The records below are to be repeated in full, exactly as they are.

● **Records**
>>>>
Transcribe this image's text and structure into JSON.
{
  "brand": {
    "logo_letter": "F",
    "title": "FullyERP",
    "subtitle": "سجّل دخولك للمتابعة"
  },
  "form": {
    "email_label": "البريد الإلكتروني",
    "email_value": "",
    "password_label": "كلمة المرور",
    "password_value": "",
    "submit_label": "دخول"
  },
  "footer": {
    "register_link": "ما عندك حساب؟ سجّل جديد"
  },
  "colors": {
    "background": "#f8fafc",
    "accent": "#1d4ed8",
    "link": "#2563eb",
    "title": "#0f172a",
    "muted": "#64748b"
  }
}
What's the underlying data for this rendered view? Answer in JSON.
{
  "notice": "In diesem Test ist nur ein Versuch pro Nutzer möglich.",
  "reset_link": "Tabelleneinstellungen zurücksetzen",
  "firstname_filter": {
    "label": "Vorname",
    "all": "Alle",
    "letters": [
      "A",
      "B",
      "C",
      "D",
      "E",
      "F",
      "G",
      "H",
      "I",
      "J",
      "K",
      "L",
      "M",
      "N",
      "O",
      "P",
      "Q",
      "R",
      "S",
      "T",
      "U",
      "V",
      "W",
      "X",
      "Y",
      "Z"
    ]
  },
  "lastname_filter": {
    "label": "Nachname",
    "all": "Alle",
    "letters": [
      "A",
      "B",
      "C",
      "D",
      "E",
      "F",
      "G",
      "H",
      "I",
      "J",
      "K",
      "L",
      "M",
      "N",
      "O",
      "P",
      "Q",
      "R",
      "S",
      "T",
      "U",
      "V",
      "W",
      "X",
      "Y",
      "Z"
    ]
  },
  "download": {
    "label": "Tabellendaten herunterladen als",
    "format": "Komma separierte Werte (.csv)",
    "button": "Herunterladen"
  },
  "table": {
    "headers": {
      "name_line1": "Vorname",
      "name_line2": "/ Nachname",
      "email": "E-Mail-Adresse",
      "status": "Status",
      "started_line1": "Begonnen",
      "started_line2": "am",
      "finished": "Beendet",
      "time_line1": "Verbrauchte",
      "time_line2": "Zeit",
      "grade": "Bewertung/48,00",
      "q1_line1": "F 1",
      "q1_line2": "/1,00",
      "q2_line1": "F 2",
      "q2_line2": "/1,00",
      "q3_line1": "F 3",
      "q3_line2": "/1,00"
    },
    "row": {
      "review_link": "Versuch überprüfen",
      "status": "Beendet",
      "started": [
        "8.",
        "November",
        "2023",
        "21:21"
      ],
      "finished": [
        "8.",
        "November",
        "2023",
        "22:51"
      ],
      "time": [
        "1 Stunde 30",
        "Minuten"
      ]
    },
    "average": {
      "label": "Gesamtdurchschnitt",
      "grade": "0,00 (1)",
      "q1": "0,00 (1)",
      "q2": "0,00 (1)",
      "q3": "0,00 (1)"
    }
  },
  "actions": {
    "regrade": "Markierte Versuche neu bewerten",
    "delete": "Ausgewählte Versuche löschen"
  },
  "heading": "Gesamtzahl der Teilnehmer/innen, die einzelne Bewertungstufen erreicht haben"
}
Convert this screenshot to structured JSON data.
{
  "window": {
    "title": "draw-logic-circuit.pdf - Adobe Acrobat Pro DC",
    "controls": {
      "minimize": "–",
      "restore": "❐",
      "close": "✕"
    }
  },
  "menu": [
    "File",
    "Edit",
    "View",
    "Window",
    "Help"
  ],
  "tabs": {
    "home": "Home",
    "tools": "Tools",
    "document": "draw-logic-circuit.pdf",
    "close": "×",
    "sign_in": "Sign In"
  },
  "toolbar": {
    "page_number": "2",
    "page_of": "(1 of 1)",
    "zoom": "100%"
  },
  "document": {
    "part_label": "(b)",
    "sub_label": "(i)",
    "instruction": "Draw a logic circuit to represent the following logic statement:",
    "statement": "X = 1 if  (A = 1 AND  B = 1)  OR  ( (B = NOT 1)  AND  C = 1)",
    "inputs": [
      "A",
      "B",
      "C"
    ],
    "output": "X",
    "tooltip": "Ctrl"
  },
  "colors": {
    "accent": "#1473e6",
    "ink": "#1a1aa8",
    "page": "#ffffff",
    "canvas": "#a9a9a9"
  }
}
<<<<
● **Exercise result**
Transcribe this image's text and structure into JSON.
{
  "brand": {
    "logo_letter": "F",
    "title": "FullyERP",
    "subtitle": "سجّل دخولك للمتابعة"
  },
  "form": {
    "email_label": "البريد الإلكتروني",
    "email_value": "",
    "password_label": "كلمة المرور",
    "password_value": "",
    "submit_label": "دخول"
  },
  "footer": {
    "register_link": "ما عندك حساب؟ سجّل جديد"
  },
  "colors": {
    "background": "#f8fafc",
    "accent": "#1d4ed8",
    "link": "#2563eb",
    "title": "#0f172a",
    "muted": "#64748b"
  }
}
What's the underlying data for this rendered view? Answer in JSON.
{
  "notice": "In diesem Test ist nur ein Versuch pro Nutzer möglich.",
  "reset_link": "Tabelleneinstellungen zurücksetzen",
  "firstname_filter": {
    "label": "Vorname",
    "all": "Alle",
    "letters": [
      "A",
      "B",
      "C",
      "D",
      "E",
      "F",
      "G",
      "H",
      "I",
      "J",
      "K",
      "L",
      "M",
      "N",
      "O",
      "P",
      "Q",
      "R",
      "S",
      "T",
      "U",
      "V",
      "W",
      "X",
      "Y",
      "Z"
    ]
  },
  "lastname_filter": {
    "label": "Nachname",
    "all": "Alle",
    "letters": [
      "A",
      "B",
      "C",
      "D",
      "E",
      "F",
      "G",
      "H",
      "I",
      "J",
      "K",
      "L",
      "M",
      "N",
      "O",
      "P",
      "Q",
      "R",
      "S",
      "T",
      "U",
      "V",
      "W",
      "X",
      "Y",
      "Z"
    ]
  },
  "download": {
    "label": "Tabellendaten herunterladen als",
    "format": "Komma separierte Werte (.csv)",
    "button": "Herunterladen"
  },
  "table": {
    "headers": {
      "name_line1": "Vorname",
      "name_line2": "/ Nachname",
      "email": "E-Mail-Adresse",
      "status": "Status",
      "started_line1": "Begonnen",
      "started_line2": "am",
      "finished": "Beendet",
      "time_line1": "Verbrauchte",
      "time_line2": "Zeit",
      "grade": "Bewertung/48,00",
      "q1_line1": "F 1",
      "q1_line2": "/1,00",
      "q2_line1": "F 2",
      "q2_line2": "/1,00",
      "q3_line1": "F 3",
      "q3_line2": "/1,00"
    },
    "row": {
      "review_link": "Versuch überprüfen",
      "status": "Beendet",
      "started": [
        "8.",
        "November",
        "2023",
        "21:21"
      ],
      "finished": [
        "8.",
        "November",
        "2023",
        "22:51"
      ],
      "time": [
        "1 Stunde 30",
        "Minuten"
      ]
    },
    "average": {
      "label": "Gesamtdurchschnitt",
      "grade": "0,00 (1)",
      "q1": "0,00 (1)",
      "q2": "0,00 (1)",
      "q3": "0,00 (1)"
    }
  },
  "actions": {
    "regrade": "Markierte Versuche neu bewerten",
    "delete": "Ausgewählte Versuche löschen"
  },
  "heading": "Gesamtzahl der Teilnehmer/innen, die einzelne Bewertungstufen erreicht haben"
}
Convert this screenshot to structured JSON data.
{
  "window": {
    "title": "draw-logic-circuit.pdf - Adobe Acrobat Pro DC",
    "controls": {
      "minimize": "–",
      "restore": "❐",
      "close": "✕"
    }
  },
  "menu": [
    "File",
    "Edit",
    "View",
    "Window",
    "Help"
  ],
  "tabs": {
    "home": "Home",
    "tools": "Tools",
    "document": "draw-logic-circuit.pdf",
    "close": "×",
    "sign_in": "Sign In"
  },
  "toolbar": {
    "page_number": "2",
    "page_of": "(1 of 1)",
    "zoom": "100%"
  },
  "document": {
    "part_label": "(b)",
    "sub_label": "(i)",
    "instruction": "Draw a logic circuit to represent the following logic statement:",
    "statement": "X = 1 if  (A = 1 AND  B = 1)  OR  ( (B = NOT 1)  AND  C = 1)",
    "inputs": [
      "A",
      "B",
      "C"
    ],
    "output": "X",
    "tooltip": "Ctrl"
  },
  "colors": {
    "accent": "#1473e6",
    "ink": "#1a1aa8",
    "page": "#ffffff",
    "canvas": "#a9a9a9"
  }
}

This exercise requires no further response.